"Can we, the ordinary citizens and the majority in Kenya, break these chains of hatred and animosity which have been passed to us from generation to generation? Can we forgive those who have hurt us instead of seeking revenge? Can we apologize to one another for being perpetrators of hatred and turning against each other?
Forgiveness remains a crucial thing for Kenya and other countries swimming in hatred. Forgiveness is so radical! It dissolves alienation, brings reconciliation, restoration and renewal. It does not change the past but it does enlarge the future. Its difficult, its challenging but its worth going for it."
The Crisis Leadership Forum report indicates that enacting forgiveness is critical in repairing the damage caused by crisis. In the Forum, Tom Tucker stated with regard to Hurricane Katrina: "I sincerely hope we have a forgiveness authority. . . . It’s going to be very interesting if the right people that did the right things are forgiven. And if they’re not, you’re going to lose a layer of leadership.”
The need to recognize wrongs and enact forgiveness is a difficult chasm that can and must be bridged.
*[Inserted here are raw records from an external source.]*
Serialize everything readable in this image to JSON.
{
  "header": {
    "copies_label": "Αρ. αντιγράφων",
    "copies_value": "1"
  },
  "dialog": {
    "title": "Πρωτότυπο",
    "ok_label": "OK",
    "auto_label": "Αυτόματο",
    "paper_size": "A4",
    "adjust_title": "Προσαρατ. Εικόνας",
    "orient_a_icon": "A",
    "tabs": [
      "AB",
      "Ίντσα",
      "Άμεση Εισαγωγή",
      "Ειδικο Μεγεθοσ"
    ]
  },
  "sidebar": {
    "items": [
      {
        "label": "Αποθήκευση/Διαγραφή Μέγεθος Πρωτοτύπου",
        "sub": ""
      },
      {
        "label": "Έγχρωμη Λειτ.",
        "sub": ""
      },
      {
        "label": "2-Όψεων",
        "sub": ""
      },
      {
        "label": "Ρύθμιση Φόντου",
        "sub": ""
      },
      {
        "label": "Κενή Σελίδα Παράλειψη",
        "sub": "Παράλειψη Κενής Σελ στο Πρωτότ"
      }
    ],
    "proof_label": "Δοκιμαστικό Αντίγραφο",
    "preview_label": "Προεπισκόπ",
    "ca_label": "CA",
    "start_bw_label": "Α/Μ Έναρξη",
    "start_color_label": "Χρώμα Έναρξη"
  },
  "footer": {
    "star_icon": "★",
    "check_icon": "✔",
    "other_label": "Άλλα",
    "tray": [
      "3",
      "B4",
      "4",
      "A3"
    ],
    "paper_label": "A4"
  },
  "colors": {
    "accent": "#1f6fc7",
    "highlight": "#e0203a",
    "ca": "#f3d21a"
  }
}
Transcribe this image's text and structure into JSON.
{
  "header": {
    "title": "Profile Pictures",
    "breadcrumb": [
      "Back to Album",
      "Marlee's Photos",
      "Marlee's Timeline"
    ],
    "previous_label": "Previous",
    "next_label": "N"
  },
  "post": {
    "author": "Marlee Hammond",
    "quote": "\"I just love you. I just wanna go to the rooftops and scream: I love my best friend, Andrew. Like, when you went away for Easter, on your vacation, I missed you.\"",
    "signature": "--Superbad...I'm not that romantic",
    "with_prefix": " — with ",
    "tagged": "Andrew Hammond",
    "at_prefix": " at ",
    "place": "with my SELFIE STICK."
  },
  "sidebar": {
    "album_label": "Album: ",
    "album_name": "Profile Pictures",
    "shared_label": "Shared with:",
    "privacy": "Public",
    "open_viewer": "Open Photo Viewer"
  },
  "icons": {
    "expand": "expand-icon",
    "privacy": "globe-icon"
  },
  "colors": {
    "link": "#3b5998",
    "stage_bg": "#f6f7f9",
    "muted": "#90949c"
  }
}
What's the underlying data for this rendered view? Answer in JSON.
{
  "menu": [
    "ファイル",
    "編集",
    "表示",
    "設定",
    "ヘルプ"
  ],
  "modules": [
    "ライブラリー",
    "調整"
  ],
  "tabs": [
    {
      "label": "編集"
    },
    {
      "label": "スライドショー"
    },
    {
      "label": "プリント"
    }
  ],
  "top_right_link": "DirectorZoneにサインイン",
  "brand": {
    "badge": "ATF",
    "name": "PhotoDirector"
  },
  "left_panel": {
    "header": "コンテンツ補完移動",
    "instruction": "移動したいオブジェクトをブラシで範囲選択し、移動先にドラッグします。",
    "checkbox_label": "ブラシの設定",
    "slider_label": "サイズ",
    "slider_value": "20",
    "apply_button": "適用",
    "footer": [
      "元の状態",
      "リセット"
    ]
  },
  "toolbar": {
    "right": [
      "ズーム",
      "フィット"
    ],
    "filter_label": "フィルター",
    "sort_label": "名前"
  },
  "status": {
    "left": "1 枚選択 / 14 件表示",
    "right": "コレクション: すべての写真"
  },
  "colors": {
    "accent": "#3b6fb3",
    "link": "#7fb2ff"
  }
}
One path forward is the Truth and Reconciliation model pioneered in South Africa. It is a way of healing we need much more in our world and represents the kind of courageous leadership that bridges but doesn't paper over differences.
In a blog post on the re-emergence of social-identity conflict in our world, Chris Ernst writes of the role of leadership in bringing people together:
"The implication for leadership is this – as ancient identities work to pull groups apart, the role of leadership will increasingly be to create the context and space for these groups to come together. When group boundaries are successfully bridged, pent-up breakthroughs and innovations are unleashed. This is both the challenge and the opportunity for boundary spanning leadership."